Sunday, 18 January 2015

Remember, Folks, Only Trained Professionals Should Handle Firearms…

On Friday, Smith filed a lawsuit against the store to cover his medical expenses and lost earnings - he could not go back to work following the accident after a 30-year career in law enforcement.
Smith is seeking a jury trial, lost income and punitive damages.
'While Mr. Smith was looking at the firearm, believing it to be unloaded, the gun discharged causing serious physical injury to [Smith],' the lawsuit says.
It goes on to say that Smith exercised 'reasonable care and due diligence for his own physical well-being' while handling the loaded weapon, according to the Glasgow Daily Times.
I think treating a gun as always loaded even if you think it isn’t is one of the important safety tips even those who only handle virtual guns have figured out.

It beggars belief that so many so-called law enforcement professionals don’t seem to have grasped it.

8 comments:

Lord T said...

Many of the rarer problems are cascade problems. That means it takes two, or more, errors to cause an issue. In this case No 1 (Experienced and highly trained, one of the few in the country allowed one of these tools) left it loaded which is wrong and the No 2 (Experienced and highly trained, one of the few in the country allowed one of these tools) handled it by pointing it towards himself.

We should be grateful the dickhead didn't shoot a third party but on the downside this goes down as another firearm injury and further restrictions on law abiding citizens made because of this.

Anonymous said...

The cop was an idiot and made a mistake, but that hand gun should not have been loaded in the display case.

Mud in the Blood said...

Over the last 35 years shooting a number of disciplines I have to say that whether shooting rifle or shotgun at targets, clays or game, it is often police officers who exhibit the wordt attitude to gun safety and the lowest level of of practical safety awareness, especially in the field. Why? I don't know. It does often seem to be a mixture of foolishness, bravado and arrogance though. It often surprises me (still!!) that the 'highly trained professional' displays a level of knowledge, both technical and general, far below that of the enthusiastic amateur

James Higham said...

Two short planks springs to mind.

Vir Cantium said...

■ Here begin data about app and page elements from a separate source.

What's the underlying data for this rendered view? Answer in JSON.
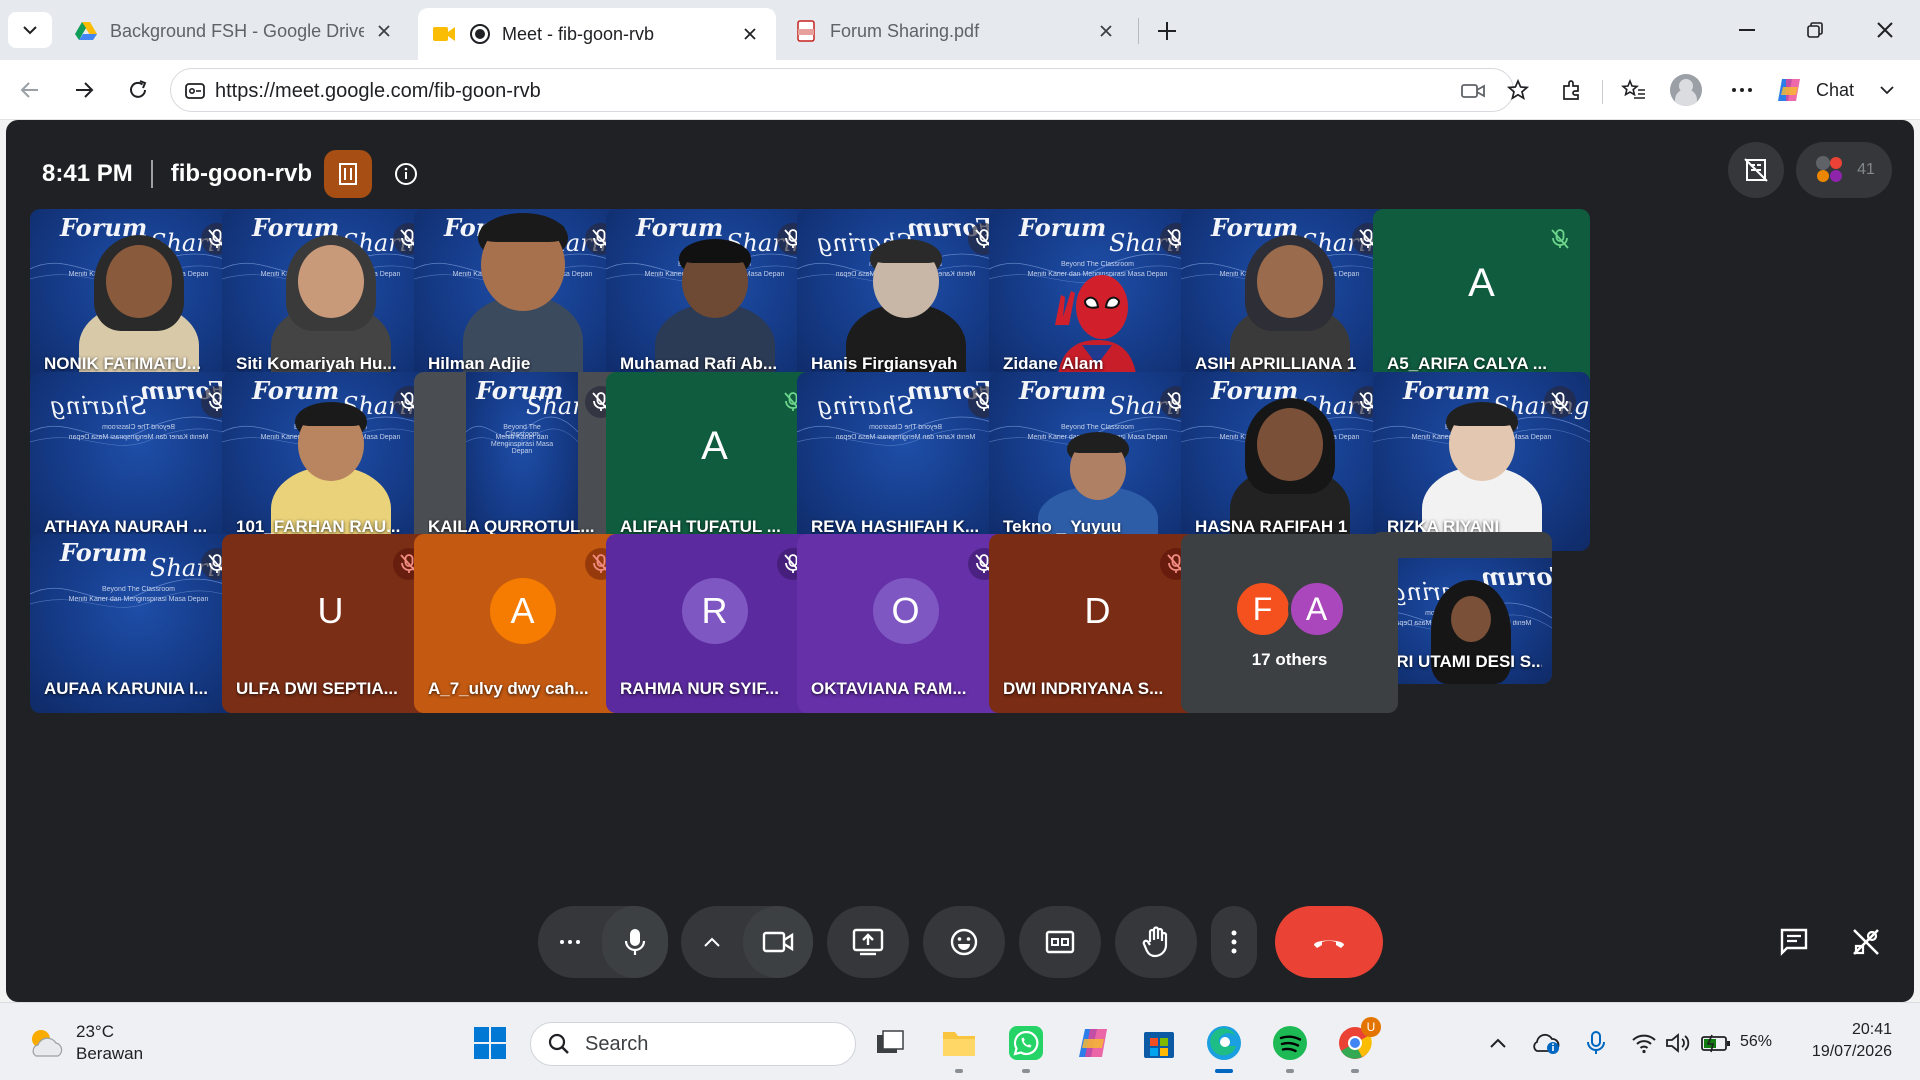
{
  "browser": {
    "tabs": [
      {
        "title": "Background FSH - Google Drive",
        "icon": "google-drive-icon"
      },
      {
        "title": "Meet - fib-goon-rvb",
        "icon": "google-meet-icon",
        "active": true
      },
      {
        "title": "Forum Sharing.pdf",
        "icon": "pdf-icon"
      }
    ],
    "url": "https://meet.google.com/fib-goon-rvb",
    "chat_label": "Chat"
  },
  "meet": {
    "time": "8:41 PM",
    "code": "fib-goon-rvb",
    "participant_count": "41",
    "participants": [
      {
        "name": "NONIK FATIMATU...",
        "kind": "video"
      },
      {
        "name": "Siti Komariyah Hu...",
        "kind": "video"
      },
      {
        "name": "Hilman Adjie",
        "kind": "video"
      },
      {
        "name": "Muhamad Rafi Ab...",
        "kind": "video"
      },
      {
        "name": "Hanis Firgiansyah",
        "kind": "video"
      },
      {
        "name": "Zidane Alam",
        "kind": "video"
      },
      {
        "name": "ASIH APRILLIANA 1",
        "kind": "video"
      },
      {
        "name": "A5_ARIFA CALYA ...",
        "kind": "avatar",
        "initial": "A"
      },
      {
        "name": "ATHAYA NAURAH ...",
        "kind": "video"
      },
      {
        "name": "101_FARHAN RAU...",
        "kind": "video"
      },
      {
        "name": "KAILA QURROTUL...",
        "kind": "video"
      },
      {
        "name": "ALIFAH TUFATUL ...",
        "kind": "avatar",
        "initial": "A"
      },
      {
        "name": "REVA HASHIFAH K...",
        "kind": "video"
      },
      {
        "name": "Tekno _ Yuyuu",
        "kind": "video"
      },
      {
        "name": "HASNA RAFIFAH 1",
        "kind": "video"
      },
      {
        "name": "RIZKA RIYANI",
        "kind": "video"
      },
      {
        "name": "AUFAA KARUNIA I...",
        "kind": "video"
      },
      {
        "name": "ULFA DWI SEPTIA...",
        "kind": "avatar",
        "initial": "U"
      },
      {
        "name": "A_7_ulvy dwy cah...",
        "kind": "avatar",
        "initial": "A"
      },
      {
        "name": "RAHMA NUR SYIF...",
        "kind": "avatar",
        "initial": "R"
      },
      {
        "name": "OKTAVIANA RAM...",
        "kind": "avatar",
        "initial": "O"
      },
      {
        "name": "DWI INDRIYANA S...",
        "kind": "avatar",
        "initial": "D"
      },
      {
        "name": "SRI UTAMI DESI S...",
        "kind": "video",
        "self": true
      }
    ],
    "others": {
      "initials": [
        "F",
        "A"
      ],
      "label": "17 others"
    },
    "background_text": {
      "title1": "Forum",
      "title2": "Sharing",
      "sub1": "Beyond The Classroom",
      "sub2": "Meniti Karier dan Menginspirasi Masa Depan"
    },
    "colors": {
      "end_call": "#ea4335",
      "self_border": "#a8c7fa",
      "host_badge": "#a74e15"
    }
  },
  "taskbar": {
    "weather_temp": "23°C",
    "weather_desc": "Berawan",
    "search_placeholder": "Search",
    "battery": "56%",
    "time": "20:41",
    "date": "19/07/2026",
    "chrome_badge": "U"
  }
}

@Mud in my experience police officers - even ones I know and get on well with - are prone to arrogance.

This is also why security firms tend to prefer ex-forces personnel over ex-Job. Ask a former soldier to do something and he does it. Ask an ex-copper and he'll tell you how you should be asking him to do it.

Thud said...

As you said, always loaded, always.

surreptitious evil said...

When taking charge of any weapon, you first ensure it is made safe.

There are exceptions to this for being on range (one or two way) and wanting (or needing) to fire the damn thing.

They don't apply in this case.

JuliaM said...

"We should be grateful the dickhead didn't shoot a third party.."

Quite! It was a public place, after all.

"... it is often police officers who exhibit the wordt attitude to gun safety and the lowest level of of practical safety awareness, especially in the field. Why? I don't know."

It can't be 'familiarity breeds contempt' because (at least, in the US) the rates of off-duty practice are said to be low.

Maybe it's just the sort of personality type that wants to become a cop, rather than a sport hunter?

"... in my experience police officers - even ones I know and get on well with - are prone to arrogance."

Aha!